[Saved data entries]
◇ ◇ ◇ ◇ ◇ ◇ ◇
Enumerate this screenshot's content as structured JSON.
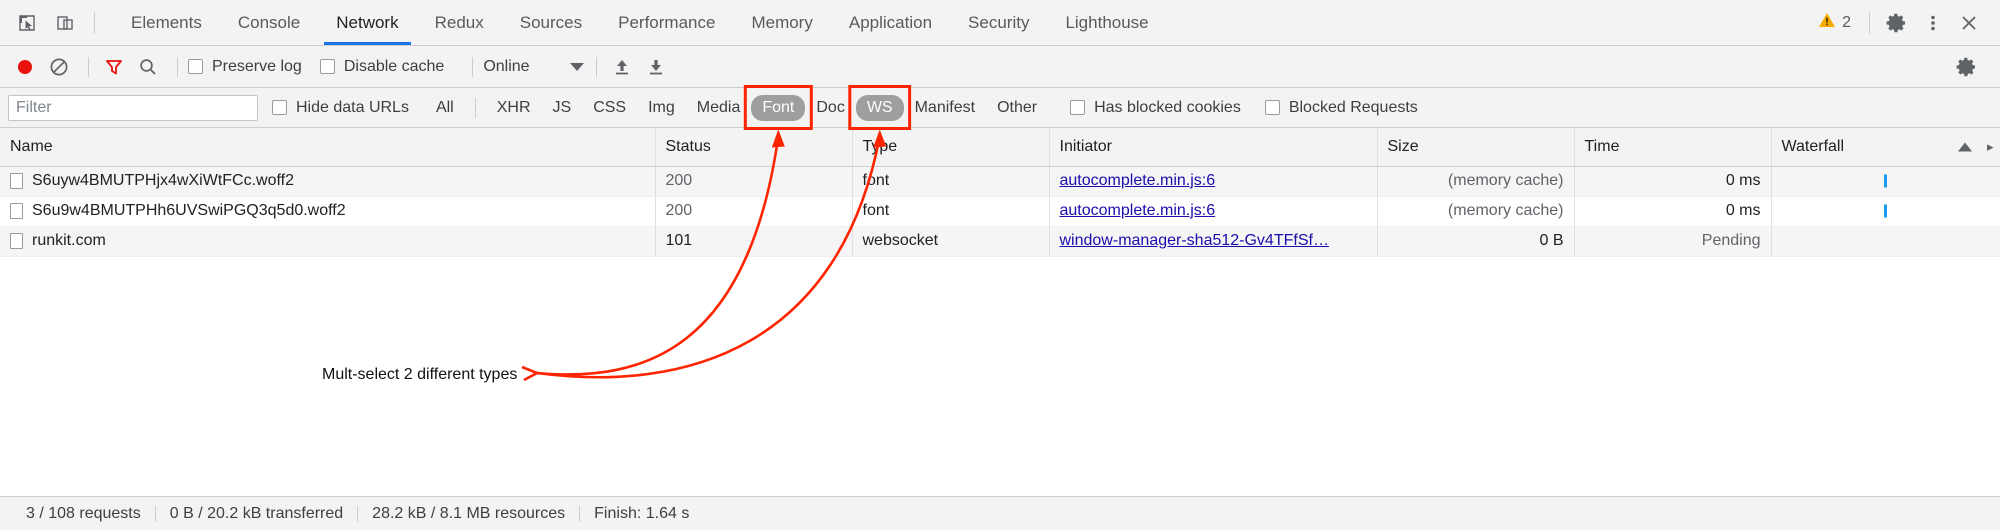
{
  "window": {
    "title": "Chrome DevTools - Network"
  },
  "tabbar": {
    "inspect_icon": "inspect-element-icon",
    "device_icon": "device-toolbar-icon",
    "tabs": [
      {
        "label": "Elements",
        "selected": false
      },
      {
        "label": "Console",
        "selected": false
      },
      {
        "label": "Network",
        "selected": true
      },
      {
        "label": "Redux",
        "selected": false
      },
      {
        "label": "Sources",
        "selected": false
      },
      {
        "label": "Performance",
        "selected": false
      },
      {
        "label": "Memory",
        "selected": false
      },
      {
        "label": "Application",
        "selected": false
      },
      {
        "label": "Security",
        "selected": false
      },
      {
        "label": "Lighthouse",
        "selected": false
      }
    ],
    "warning_count": "2",
    "warning_icon": "warning-triangle-icon",
    "settings_icon": "gear-icon",
    "more_icon": "kebab-menu-icon",
    "close_icon": "close-icon",
    "accent_color": "#1a73e8",
    "warning_color": "#f9ab00"
  },
  "toolbar": {
    "record_icon": "record-button-icon",
    "record_color": "#e8110b",
    "clear_icon": "clear-icon",
    "filter_icon": "filter-funnel-icon",
    "filter_active_color": "#e8110b",
    "search_icon": "search-icon",
    "preserve_log_label": "Preserve log",
    "preserve_log_checked": false,
    "disable_cache_label": "Disable cache",
    "disable_cache_checked": false,
    "throttle_value": "Online",
    "import_icon": "import-har-icon",
    "export_icon": "export-har-icon",
    "settings_icon": "gear-icon"
  },
  "filterbar": {
    "filter_placeholder": "Filter",
    "filter_value": "",
    "hide_data_urls_label": "Hide data URLs",
    "hide_data_urls_checked": false,
    "types": [
      {
        "label": "All",
        "active": false
      },
      {
        "label": "XHR",
        "active": false
      },
      {
        "label": "JS",
        "active": false
      },
      {
        "label": "CSS",
        "active": false
      },
      {
        "label": "Img",
        "active": false
      },
      {
        "label": "Media",
        "active": false
      },
      {
        "label": "Font",
        "active": true
      },
      {
        "label": "Doc",
        "active": false
      },
      {
        "label": "WS",
        "active": true
      },
      {
        "label": "Manifest",
        "active": false
      },
      {
        "label": "Other",
        "active": false
      }
    ],
    "has_blocked_cookies_label": "Has blocked cookies",
    "has_blocked_cookies_checked": false,
    "blocked_requests_label": "Blocked Requests",
    "blocked_requests_checked": false
  },
  "table": {
    "columns": [
      {
        "key": "name",
        "label": "Name"
      },
      {
        "key": "status",
        "label": "Status"
      },
      {
        "key": "type",
        "label": "Type"
      },
      {
        "key": "initiator",
        "label": "Initiator"
      },
      {
        "key": "size",
        "label": "Size"
      },
      {
        "key": "time",
        "label": "Time"
      },
      {
        "key": "waterfall",
        "label": "Waterfall"
      }
    ],
    "sort_indicator": "ascending-sort-arrow",
    "rows": [
      {
        "name": "S6uyw4BMUTPHjx4wXiWtFCc.woff2",
        "status": "200",
        "type": "font",
        "initiator": "autocomplete.min.js:6",
        "size": "(memory cache)",
        "time": "0 ms",
        "waterfall": "bar"
      },
      {
        "name": "S6u9w4BMUTPHh6UVSwiPGQ3q5d0.woff2",
        "status": "200",
        "type": "font",
        "initiator": "autocomplete.min.js:6",
        "size": "(memory cache)",
        "time": "0 ms",
        "waterfall": "bar"
      },
      {
        "name": "runkit.com",
        "status": "101",
        "type": "websocket",
        "initiator": "window-manager-sha512-Gv4TFfSf…",
        "size": "0 B",
        "time": "Pending",
        "waterfall": ""
      }
    ]
  },
  "statusbar": {
    "items": [
      "3 / 108 requests",
      "0 B / 20.2 kB transferred",
      "28.2 kB / 8.1 MB resources",
      "Finish: 1.64 s"
    ]
  },
  "annotations": {
    "color": "#ff2400",
    "callout_text": "Mult-select 2 different types",
    "highlight_boxes": [
      "font-filter-button",
      "ws-filter-button"
    ]
  }
}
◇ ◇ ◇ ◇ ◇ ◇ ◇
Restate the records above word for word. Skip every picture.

Enumerate this screenshot's content as structured JSON.
{
  "window": {
    "title": "Chrome DevTools - Network"
  },
  "tabbar": {
    "inspect_icon": "inspect-element-icon",
    "device_icon": "device-toolbar-icon",
    "tabs": [
      {
        "label": "Elements",
        "selected": false
      },
      {
        "label": "Console",
        "selected": false
      },
      {
        "label": "Network",
        "selected": true
      },
      {
        "label": "Redux",
        "selected": false
      },
      {
        "label": "Sources",
        "selected": false
      },
      {
        "label": "Performance",
        "selected": false
      },
      {
        "label": "Memory",
        "selected": false
      },
      {
        "label": "Application",
        "selected": false
      },
      {
        "label": "Security",
        "selected": false
      },
      {
        "label": "Lighthouse",
        "selected": false
      }
    ],
    "warning_count": "2",
    "warning_icon": "warning-triangle-icon",
    "settings_icon": "gear-icon",
    "more_icon": "kebab-menu-icon",
    "close_icon": "close-icon",
    "accent_color": "#1a73e8",
    "warning_color": "#f9ab00"
  },
  "toolbar": {
    "record_icon": "record-button-icon",
    "record_color": "#e8110b",
    "clear_icon": "clear-icon",
    "filter_icon": "filter-funnel-icon",
    "filter_active_color": "#e8110b",
    "search_icon": "search-icon",
    "preserve_log_label": "Preserve log",
    "preserve_log_checked": false,
    "disable_cache_label": "Disable cache",
    "disable_cache_checked": false,
    "throttle_value": "Online",
    "import_icon": "import-har-icon",
    "export_icon": "export-har-icon",
    "settings_icon": "gear-icon"
  },
  "filterbar": {
    "filter_placeholder": "Filter",
    "filter_value": "",
    "hide_data_urls_label": "Hide data URLs",
    "hide_data_urls_checked": false,
    "types": [
      {
        "label": "All",
        "active": false
      },
      {
        "label": "XHR",
        "active": false
      },
      {
        "label": "JS",
        "active": false
      },
      {
        "label": "CSS",
        "active": false
      },
      {
        "label": "Img",
        "active": false
      },
      {
        "label": "Media",
        "active": false
      },
      {
        "label": "Font",
        "active": true
      },
      {
        "label": "Doc",
        "active": false
      },
      {
        "label": "WS",
        "active": true
      },
      {
        "label": "Manifest",
        "active": false
      },
      {
        "label": "Other",
        "active": false
      }
    ],
    "has_blocked_cookies_label": "Has blocked cookies",
    "has_blocked_cookies_checked": false,
    "blocked_requests_label": "Blocked Requests",
    "blocked_requests_checked": false
  },
  "table": {
    "columns": [
      {
        "key": "name",
        "label": "Name"
      },
      {
        "key": "status",
        "label": "Status"
      },
      {
        "key": "type",
        "label": "Type"
      },
      {
        "key": "initiator",
        "label": "Initiator"
      },
      {
        "key": "size",
        "label": "Size"
      },
      {
        "key": "time",
        "label": "Time"
      },
      {
        "key": "waterfall",
        "label": "Waterfall"
      }
    ],
    "sort_indicator": "ascending-sort-arrow",
    "rows": [
      {
        "name": "S6uyw4BMUTPHjx4wXiWtFCc.woff2",
        "status": "200",
        "type": "font",
        "initiator": "autocomplete.min.js:6",
        "size": "(memory cache)",
        "time": "0 ms",
        "waterfall": "bar"
      },
      {
        "name": "S6u9w4BMUTPHh6UVSwiPGQ3q5d0.woff2",
        "status": "200",
        "type": "font",
        "initiator": "autocomplete.min.js:6",
        "size": "(memory cache)",
        "time": "0 ms",
        "waterfall": "bar"
      },
      {
        "name": "runkit.com",
        "status": "101",
        "type": "websocket",
        "initiator": "window-manager-sha512-Gv4TFfSf…",
        "size": "0 B",
        "time": "Pending",
        "waterfall": ""
      }
    ]
  },
  "statusbar": {
    "items": [
      "3 / 108 requests",
      "0 B / 20.2 kB transferred",
      "28.2 kB / 8.1 MB resources",
      "Finish: 1.64 s"
    ]
  },
  "annotations": {
    "color": "#ff2400",
    "callout_text": "Mult-select 2 different types",
    "highlight_boxes": [
      "font-filter-button",
      "ws-filter-button"
    ]
  }
}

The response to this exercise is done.